Dave Gurney is a retired NY homicide cop who was a legend for his success rate in profiling and capturing serial killers. He is now living in uneasy compromise with his wife who wants to get them both as far away from Gurney’s avocation as possible. They have moved to an idyllic rural home in upstate New York, where she enjoys longs walks, bird calls and everything nature has to offer, while Gurney has found a “hobby” in using the computer to photo-edit the faces of serial killers for presentation in art galleries. Hiding behind their uncomfortable silences and the subtext of their sparse communication is the accidental death of their six-year-old son years earlier.
When a fellow college student from 25 years ago, turned guru/advisor for the rich and disturbed, looks Gurney up seeking help in dealing with unusual threats from an unknown, Gurney leaps at the chance to get back into that thing he does so well. Only this case proves almost too much for him, starting with the tantalizing threats and, ultimately, lack of evidence surrounding the kills that follow. The threats are in the form of increasingly creepy poems that seem to reflect intimate knowledge of the target, down to what random numbers the target chooses but which the poet/predator had already predicted! When bodies start turning up, there is zero forensic evidence left at the scenes, but an abundance of clues that are as inexplicable as they are frustrating to Gurney, who is drawn like a fly into a spider’s web as the plot expands.

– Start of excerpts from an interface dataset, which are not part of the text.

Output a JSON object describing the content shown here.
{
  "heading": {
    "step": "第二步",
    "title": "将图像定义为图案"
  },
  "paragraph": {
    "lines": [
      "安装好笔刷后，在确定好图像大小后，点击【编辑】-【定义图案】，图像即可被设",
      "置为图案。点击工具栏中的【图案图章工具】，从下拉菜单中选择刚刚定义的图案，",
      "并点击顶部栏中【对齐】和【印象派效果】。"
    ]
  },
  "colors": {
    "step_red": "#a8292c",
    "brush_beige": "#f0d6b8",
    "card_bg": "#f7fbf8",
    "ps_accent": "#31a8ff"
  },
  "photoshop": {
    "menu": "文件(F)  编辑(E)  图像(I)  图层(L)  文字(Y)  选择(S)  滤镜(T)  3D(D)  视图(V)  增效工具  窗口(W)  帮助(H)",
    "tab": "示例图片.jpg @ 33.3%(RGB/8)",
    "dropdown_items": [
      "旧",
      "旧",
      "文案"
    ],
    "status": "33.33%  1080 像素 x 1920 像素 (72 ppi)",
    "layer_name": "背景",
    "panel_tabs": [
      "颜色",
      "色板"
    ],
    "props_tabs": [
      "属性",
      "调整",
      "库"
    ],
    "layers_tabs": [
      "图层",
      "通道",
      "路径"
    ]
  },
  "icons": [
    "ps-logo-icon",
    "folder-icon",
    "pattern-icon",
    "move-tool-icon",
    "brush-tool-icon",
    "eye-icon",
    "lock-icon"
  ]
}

As a mystery lover, I was as intrigued by the crimes, which seemed to lack all rhyme and reason, as I was by the clues that Verdon sprinkles throughout the story. As the case comes together, we find Gurney’s marriage coming apart, and are not sure which we are more anxious to see happen—a resolution to the case or some self-reflection on the part of our alienated hero detective that will enable him to save his marriage. A well-done first-time thriller with enough puzzles and solutions to satisfy the most diehard mystery fan, but with sufficient character development and angst to satisfy the literary critic in all of us.